On March 14 and 15, the Bank Information Center, in cooperation with Enda Jeunesse Action, held a consultation on the World Bank safeguards in Dakar, Senegal with 28 participants. The consultation began with a workshop where children learned about what the World Bank does, how it works, and what the World Bank safeguards are. The children were also provided information on the first draft of the updated safeguard policies, and asked to provide their views and opinions on the policies, including the importance of avoiding harm against children and the need to incorporate adequate budget into World Bank projects to ensure the prevention of such harm.
On March 7 and 8, the Bank Information Center, in cooperation with Yayasan Kesejahteraan Anak Indonesia (The Indonesian Child Welfare Foundation), held a consultation on the World Bank safeguards in Jakarta Indonesia. Seventeen children and adolescents participated in the consultation, including one child with an intellectual disability. The consultation began with a workshop session to discuss the structure of the World Bank, and the World Bank safeguards generally. The children were also given the chance to review the first draft of the World Bank’s updated safeguard policies, and to provide their views and opinions on the updated policies. The recommendations of the participants varied, although many focused on how the World Bank could better address the needs and interests of children in places like Indonesia, where geography and income disparity have led to many differences in children across the country.
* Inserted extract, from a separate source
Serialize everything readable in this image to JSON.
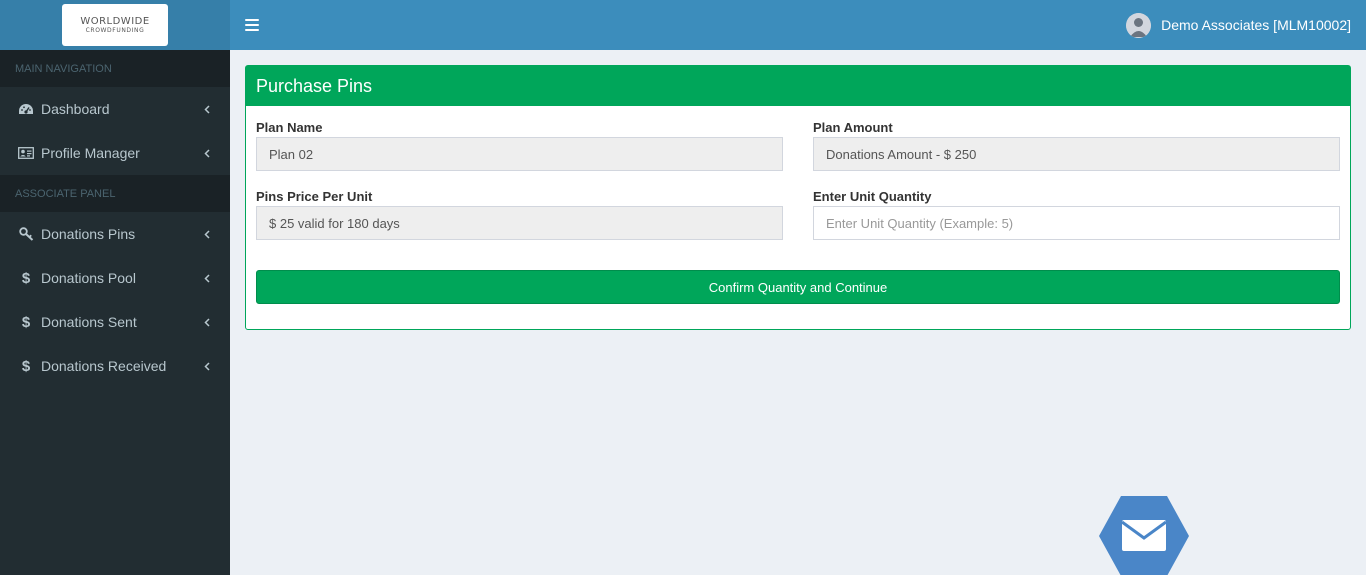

On April 2, the Bank Information Center, in cooperation with the Children Human Rights Center of Albania (CRCA), held a consultation on the World Bank safeguards with 23 children and adolescents in Tirana, Albania. The consultation involved children from around Tirana, including children from nearby Roma communities, and rural areas. The participants learned about World Bank structure and World Bank safeguards. A representative from the World Bank’s country office in Albania attended the consultation. The Albanian children and adolescents made a great deal of recommendations for the World Bank on improving the draft policies, including the need to address discrimination and suggestions for how to consult with children. The participants also emphasized the need for the World Bank to assess how projects will impact children before carrying out those projects and to consult with children throughout the project cycle as part of such assessments.